### Problem:
Go through the data below. Pull out every line that has the word "Changes".

[Records from a data collection]

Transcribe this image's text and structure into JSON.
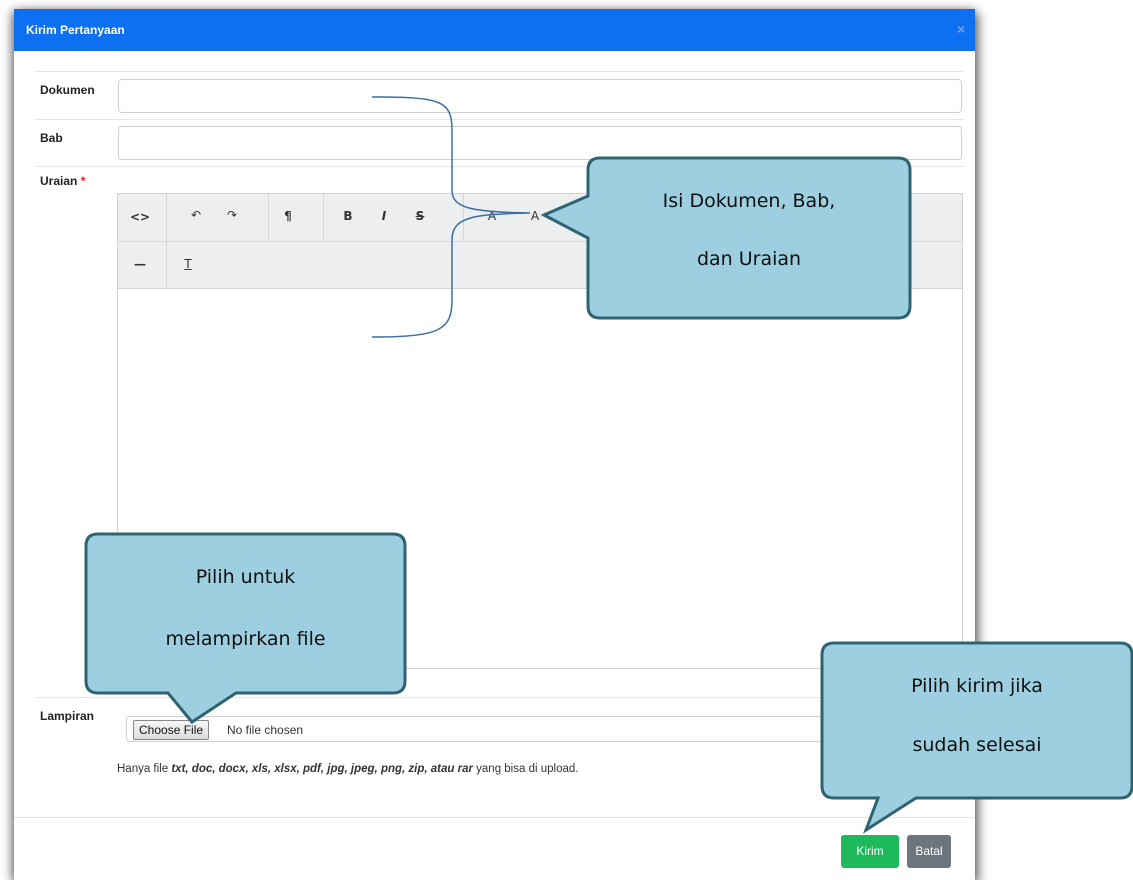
{
  "dialog": {
    "title": "Kirim Pertanyaan",
    "close_glyph": "×"
  },
  "form": {
    "dokumen_label": "Dokumen",
    "bab_label": "Bab",
    "uraian_label": "Uraian",
    "required_mark": "*",
    "lampiran_label": "Lampiran",
    "choose_file_label": "Choose File",
    "file_status": "No file chosen",
    "hint_prefix": "Hanya file ",
    "hint_types": "txt, doc, docx, xls, xlsx, pdf, jpg, jpeg, png, zip, atau rar",
    "hint_suffix": " yang bisa di upload."
  },
  "editor_toolbar": {
    "row1": [
      "<>",
      "↶",
      "↷",
      "¶",
      "B",
      "I",
      "S",
      "A",
      "A"
    ],
    "row2": [
      "—",
      "T"
    ],
    "icons": [
      "code-view-icon",
      "undo-icon",
      "redo-icon",
      "paragraph-icon",
      "bold-icon",
      "italic-icon",
      "strikethrough-icon",
      "superscript-icon",
      "subscript-icon",
      "horizontal-rule-icon",
      "clear-format-icon"
    ]
  },
  "buttons": {
    "kirim": "Kirim",
    "batal": "Batal"
  },
  "callouts": {
    "top_line1": "Isi Dokumen, Bab,",
    "top_line2": "dan Uraian",
    "left_line1": "Pilih untuk",
    "left_line2": "melampirkan file",
    "right_line1": "Pilih kirim jika",
    "right_line2": "sudah selesai"
  },
  "colors": {
    "header": "#0d6ff2",
    "kirim": "#1db95a",
    "batal": "#6c757d",
    "callout_fill": "#9dcfe0",
    "callout_border": "#2d6373",
    "bracket": "#3a6ea5"
  }
}
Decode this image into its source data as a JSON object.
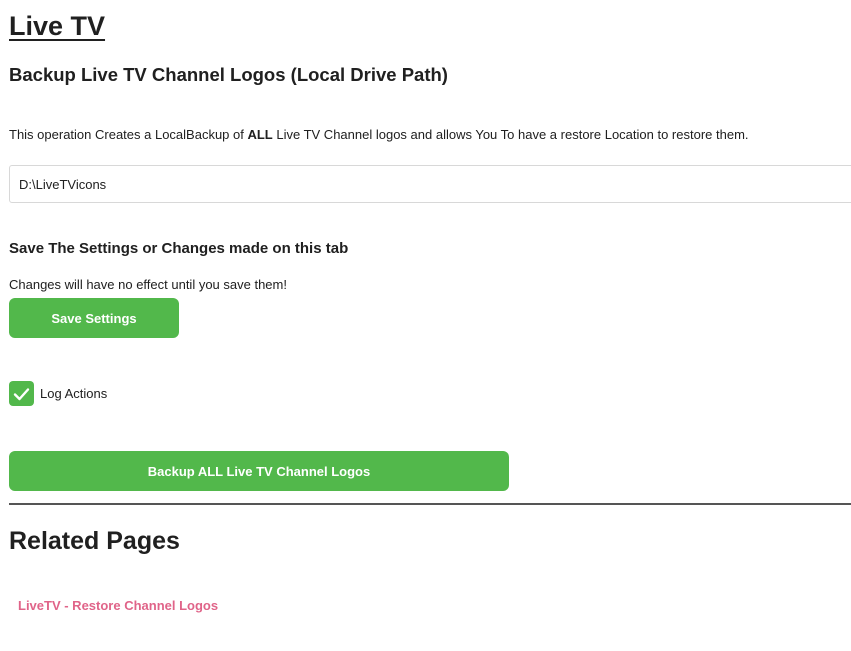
{
  "page": {
    "title": "Live TV",
    "section_title": "Backup Live TV Channel Logos (Local Drive Path)",
    "description": {
      "before": "This operation Creates a LocalBackup of ",
      "bold": "ALL",
      "after": " Live TV Channel logos and allows You To have a restore Location to restore them."
    },
    "path_input": {
      "value": "D:\\LiveTVicons"
    }
  },
  "save": {
    "title": "Save The Settings or Changes made on this tab",
    "note": "Changes will have no effect until you save them!",
    "button_label": "Save Settings"
  },
  "log_actions": {
    "label": "Log Actions",
    "checked": true,
    "icon": "checkmark-icon"
  },
  "backup": {
    "button_label": "Backup ALL Live TV Channel Logos"
  },
  "related": {
    "title": "Related Pages",
    "links": [
      {
        "label": "LiveTV - Restore Channel Logos"
      }
    ]
  },
  "colors": {
    "accent_green": "#52b84b",
    "link_pink": "#e06489",
    "divider": "#555555"
  }
}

### Answer area:
    "title": "Save The Settings or Changes made on this tab",
    "note": "Changes will have no effect until you save them!",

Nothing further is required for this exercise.